Within this material, how many lines have the string "true" in them? The answer is a number, with nothing added.
*** SUPPLIED ENTRIES ***
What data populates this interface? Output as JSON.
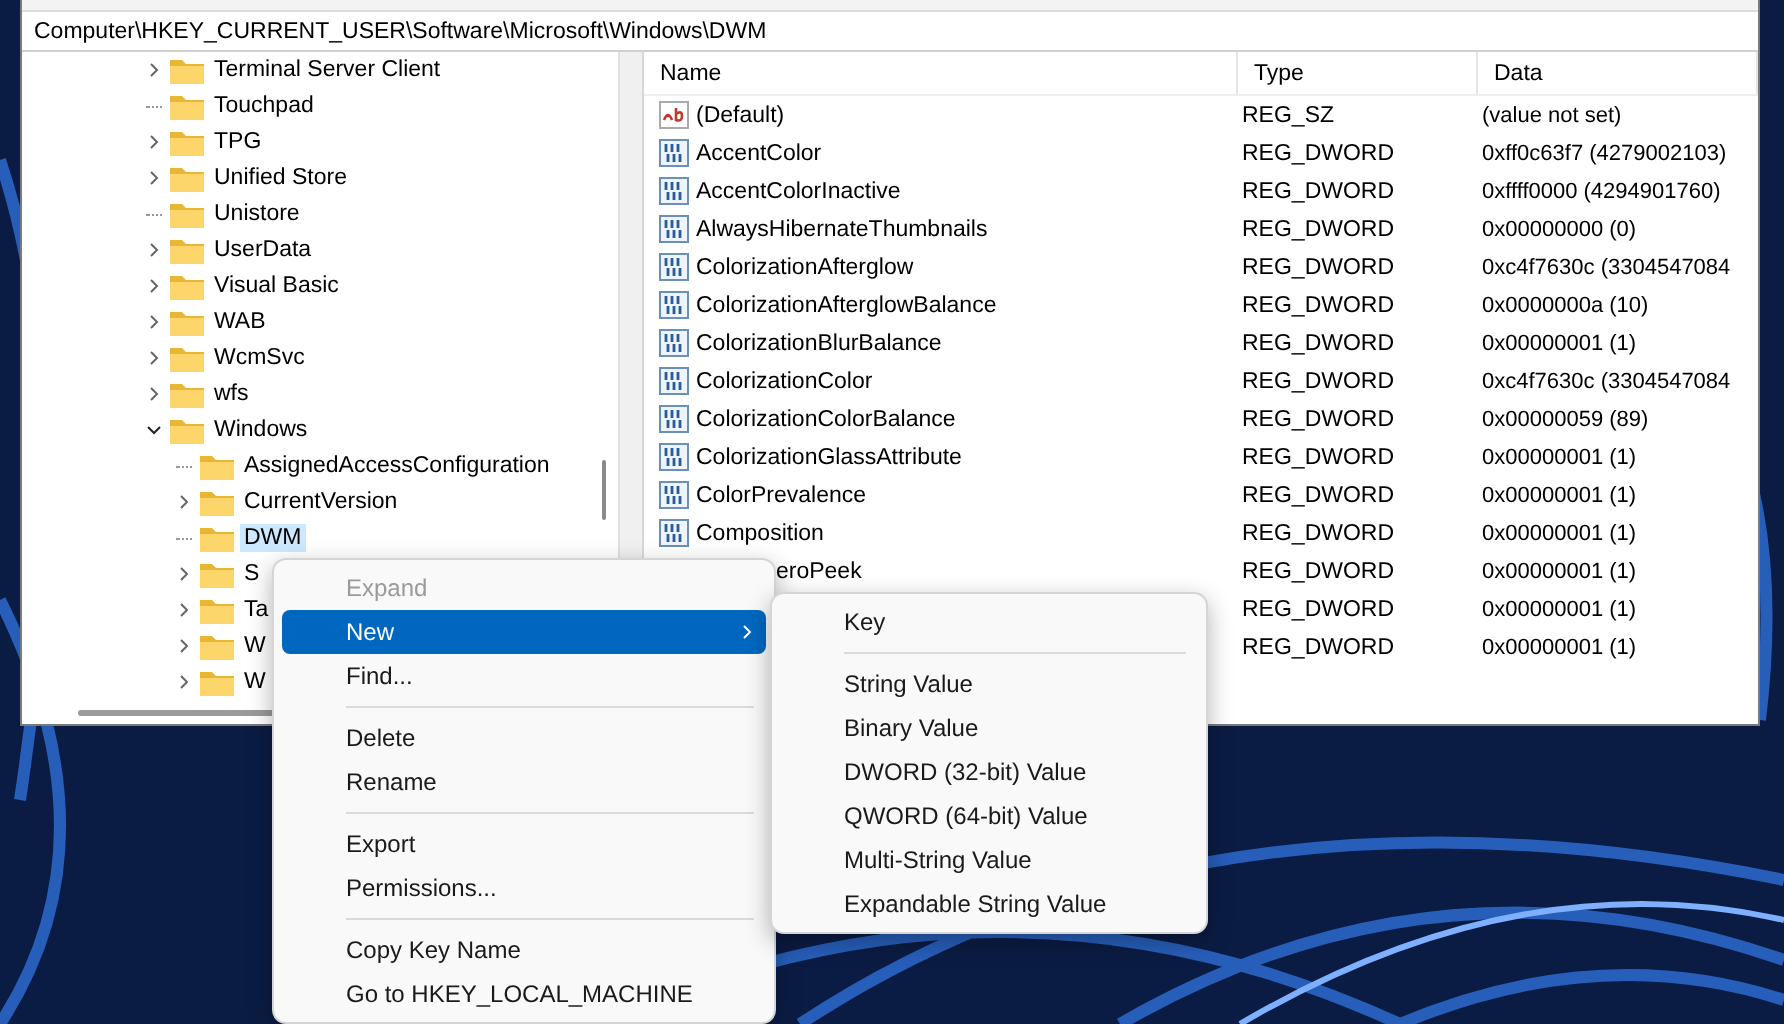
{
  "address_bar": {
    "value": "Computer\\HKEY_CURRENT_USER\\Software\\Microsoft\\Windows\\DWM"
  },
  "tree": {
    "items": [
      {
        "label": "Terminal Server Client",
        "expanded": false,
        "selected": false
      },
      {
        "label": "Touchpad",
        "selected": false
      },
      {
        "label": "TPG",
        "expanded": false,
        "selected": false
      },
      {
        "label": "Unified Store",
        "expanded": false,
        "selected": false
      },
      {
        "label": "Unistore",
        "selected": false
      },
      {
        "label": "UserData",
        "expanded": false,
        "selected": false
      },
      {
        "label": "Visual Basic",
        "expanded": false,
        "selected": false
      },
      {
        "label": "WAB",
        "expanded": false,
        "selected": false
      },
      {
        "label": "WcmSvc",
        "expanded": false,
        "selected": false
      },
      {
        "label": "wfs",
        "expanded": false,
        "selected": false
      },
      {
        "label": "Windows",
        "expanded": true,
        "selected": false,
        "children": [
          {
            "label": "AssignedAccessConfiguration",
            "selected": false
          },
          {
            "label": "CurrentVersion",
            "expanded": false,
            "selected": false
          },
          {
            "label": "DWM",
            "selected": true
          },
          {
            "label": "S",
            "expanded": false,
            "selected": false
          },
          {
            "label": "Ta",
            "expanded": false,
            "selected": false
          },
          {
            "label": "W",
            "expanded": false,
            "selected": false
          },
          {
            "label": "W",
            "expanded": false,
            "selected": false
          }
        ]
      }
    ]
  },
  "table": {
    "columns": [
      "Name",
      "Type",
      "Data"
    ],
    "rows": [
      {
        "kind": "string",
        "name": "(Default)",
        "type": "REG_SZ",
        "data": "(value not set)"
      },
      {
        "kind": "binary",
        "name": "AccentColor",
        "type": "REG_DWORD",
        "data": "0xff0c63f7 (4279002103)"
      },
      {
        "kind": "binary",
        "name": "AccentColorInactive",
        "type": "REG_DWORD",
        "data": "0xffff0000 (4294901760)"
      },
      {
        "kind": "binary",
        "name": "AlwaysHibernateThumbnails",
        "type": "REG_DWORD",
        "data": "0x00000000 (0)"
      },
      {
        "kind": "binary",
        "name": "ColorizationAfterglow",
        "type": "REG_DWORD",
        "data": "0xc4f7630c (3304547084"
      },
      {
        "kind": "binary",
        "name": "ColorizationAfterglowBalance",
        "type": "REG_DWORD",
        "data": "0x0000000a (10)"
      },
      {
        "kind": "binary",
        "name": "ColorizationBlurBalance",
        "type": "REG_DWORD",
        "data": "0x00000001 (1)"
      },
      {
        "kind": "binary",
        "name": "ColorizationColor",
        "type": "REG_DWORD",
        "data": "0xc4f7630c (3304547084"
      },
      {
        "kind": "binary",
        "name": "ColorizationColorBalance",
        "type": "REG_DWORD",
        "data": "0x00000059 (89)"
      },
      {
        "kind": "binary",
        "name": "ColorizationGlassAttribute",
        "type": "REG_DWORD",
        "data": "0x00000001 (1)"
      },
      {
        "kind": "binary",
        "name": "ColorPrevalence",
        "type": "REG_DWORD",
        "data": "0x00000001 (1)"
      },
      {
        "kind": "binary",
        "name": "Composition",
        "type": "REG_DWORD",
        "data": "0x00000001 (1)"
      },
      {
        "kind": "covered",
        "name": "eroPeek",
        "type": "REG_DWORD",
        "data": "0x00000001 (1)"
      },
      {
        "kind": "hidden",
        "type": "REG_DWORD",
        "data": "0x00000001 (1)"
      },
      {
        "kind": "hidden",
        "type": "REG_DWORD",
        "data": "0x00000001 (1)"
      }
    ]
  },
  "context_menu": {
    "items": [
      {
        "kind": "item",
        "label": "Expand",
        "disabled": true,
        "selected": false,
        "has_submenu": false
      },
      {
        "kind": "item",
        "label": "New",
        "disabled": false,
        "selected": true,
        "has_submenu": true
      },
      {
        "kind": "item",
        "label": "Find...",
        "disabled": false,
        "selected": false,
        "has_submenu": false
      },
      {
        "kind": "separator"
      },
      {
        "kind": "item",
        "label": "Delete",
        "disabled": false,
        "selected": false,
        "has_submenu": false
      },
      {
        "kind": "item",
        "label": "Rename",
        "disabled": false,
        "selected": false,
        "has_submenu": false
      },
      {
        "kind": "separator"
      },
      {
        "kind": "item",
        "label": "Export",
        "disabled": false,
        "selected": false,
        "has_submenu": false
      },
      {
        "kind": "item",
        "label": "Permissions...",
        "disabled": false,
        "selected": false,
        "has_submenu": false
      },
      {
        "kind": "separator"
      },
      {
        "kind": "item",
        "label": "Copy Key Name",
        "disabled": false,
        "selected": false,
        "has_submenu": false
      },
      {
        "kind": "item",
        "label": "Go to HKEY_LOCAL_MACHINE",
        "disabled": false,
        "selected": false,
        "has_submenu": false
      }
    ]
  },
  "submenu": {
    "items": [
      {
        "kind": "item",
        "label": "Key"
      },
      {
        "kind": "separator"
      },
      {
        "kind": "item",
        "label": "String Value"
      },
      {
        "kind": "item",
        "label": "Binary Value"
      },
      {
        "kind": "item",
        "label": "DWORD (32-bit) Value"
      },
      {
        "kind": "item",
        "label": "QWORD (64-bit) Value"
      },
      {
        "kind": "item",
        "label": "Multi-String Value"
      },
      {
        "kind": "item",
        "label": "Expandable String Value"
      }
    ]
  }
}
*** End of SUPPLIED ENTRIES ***
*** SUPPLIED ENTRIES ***
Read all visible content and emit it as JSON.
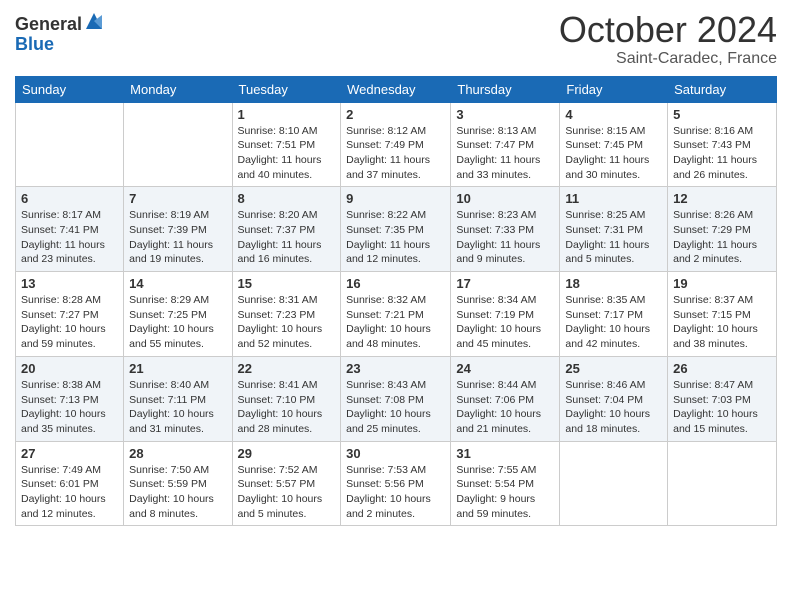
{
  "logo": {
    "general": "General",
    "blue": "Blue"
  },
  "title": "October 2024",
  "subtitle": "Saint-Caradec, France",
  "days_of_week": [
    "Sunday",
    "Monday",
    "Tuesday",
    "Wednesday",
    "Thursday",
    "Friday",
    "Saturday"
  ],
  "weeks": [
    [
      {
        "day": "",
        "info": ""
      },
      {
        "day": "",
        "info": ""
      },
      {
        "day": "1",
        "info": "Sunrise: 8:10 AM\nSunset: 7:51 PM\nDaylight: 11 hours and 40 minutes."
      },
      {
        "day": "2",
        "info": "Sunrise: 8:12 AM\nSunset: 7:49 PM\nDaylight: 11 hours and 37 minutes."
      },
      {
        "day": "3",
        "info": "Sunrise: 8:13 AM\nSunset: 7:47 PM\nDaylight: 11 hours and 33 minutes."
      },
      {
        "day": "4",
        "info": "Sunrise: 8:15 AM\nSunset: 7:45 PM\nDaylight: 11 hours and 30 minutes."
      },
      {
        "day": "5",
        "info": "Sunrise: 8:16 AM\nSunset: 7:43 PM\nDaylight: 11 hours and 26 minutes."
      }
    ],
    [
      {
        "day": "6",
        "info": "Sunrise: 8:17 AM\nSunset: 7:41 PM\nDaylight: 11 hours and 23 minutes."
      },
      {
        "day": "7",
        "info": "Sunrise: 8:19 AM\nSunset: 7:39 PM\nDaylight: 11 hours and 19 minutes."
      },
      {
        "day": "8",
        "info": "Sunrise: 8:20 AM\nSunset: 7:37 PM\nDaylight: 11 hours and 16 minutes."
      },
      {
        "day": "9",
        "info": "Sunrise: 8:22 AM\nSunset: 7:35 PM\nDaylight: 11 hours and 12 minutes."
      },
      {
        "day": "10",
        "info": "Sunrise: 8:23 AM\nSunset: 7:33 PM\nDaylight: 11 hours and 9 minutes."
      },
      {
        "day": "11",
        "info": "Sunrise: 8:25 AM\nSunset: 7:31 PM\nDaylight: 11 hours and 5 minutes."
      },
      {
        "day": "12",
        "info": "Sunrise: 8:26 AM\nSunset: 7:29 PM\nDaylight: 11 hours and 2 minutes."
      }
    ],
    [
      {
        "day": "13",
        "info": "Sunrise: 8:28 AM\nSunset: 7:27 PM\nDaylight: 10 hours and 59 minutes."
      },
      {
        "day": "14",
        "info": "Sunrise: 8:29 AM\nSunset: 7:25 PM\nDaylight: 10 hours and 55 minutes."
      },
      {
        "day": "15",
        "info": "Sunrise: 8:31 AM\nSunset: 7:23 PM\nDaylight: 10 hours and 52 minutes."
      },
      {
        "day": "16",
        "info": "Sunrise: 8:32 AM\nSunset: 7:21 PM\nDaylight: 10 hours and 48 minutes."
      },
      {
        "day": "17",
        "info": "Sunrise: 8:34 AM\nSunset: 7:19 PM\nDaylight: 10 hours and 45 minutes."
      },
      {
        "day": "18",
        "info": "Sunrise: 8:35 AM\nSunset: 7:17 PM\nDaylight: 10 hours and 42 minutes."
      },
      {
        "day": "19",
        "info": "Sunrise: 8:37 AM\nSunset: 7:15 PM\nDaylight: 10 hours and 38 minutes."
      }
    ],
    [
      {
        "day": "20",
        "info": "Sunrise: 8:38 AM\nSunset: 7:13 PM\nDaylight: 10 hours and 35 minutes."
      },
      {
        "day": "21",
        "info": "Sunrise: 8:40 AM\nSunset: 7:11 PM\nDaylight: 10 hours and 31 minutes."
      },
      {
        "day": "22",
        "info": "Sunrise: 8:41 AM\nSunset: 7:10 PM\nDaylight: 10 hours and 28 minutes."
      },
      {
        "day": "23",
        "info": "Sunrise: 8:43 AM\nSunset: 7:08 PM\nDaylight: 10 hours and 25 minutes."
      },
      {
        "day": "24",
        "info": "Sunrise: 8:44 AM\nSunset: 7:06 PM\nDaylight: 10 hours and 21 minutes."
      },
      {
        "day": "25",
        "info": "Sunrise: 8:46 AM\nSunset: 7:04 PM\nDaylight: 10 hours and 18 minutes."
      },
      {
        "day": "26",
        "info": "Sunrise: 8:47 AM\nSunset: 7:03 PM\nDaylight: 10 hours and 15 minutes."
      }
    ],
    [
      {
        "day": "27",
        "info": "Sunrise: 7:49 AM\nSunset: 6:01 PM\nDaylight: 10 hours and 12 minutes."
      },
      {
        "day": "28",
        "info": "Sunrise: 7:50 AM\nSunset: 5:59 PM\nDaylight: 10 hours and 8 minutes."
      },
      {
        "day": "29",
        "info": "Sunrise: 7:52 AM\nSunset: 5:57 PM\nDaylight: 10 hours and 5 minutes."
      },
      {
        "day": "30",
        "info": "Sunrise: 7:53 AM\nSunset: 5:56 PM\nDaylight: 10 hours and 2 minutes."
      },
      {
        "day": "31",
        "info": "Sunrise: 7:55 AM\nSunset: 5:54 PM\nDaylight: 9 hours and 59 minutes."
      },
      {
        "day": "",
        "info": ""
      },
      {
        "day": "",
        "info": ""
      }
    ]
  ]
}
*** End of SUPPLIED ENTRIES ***
EXERCISE OUTPUT
5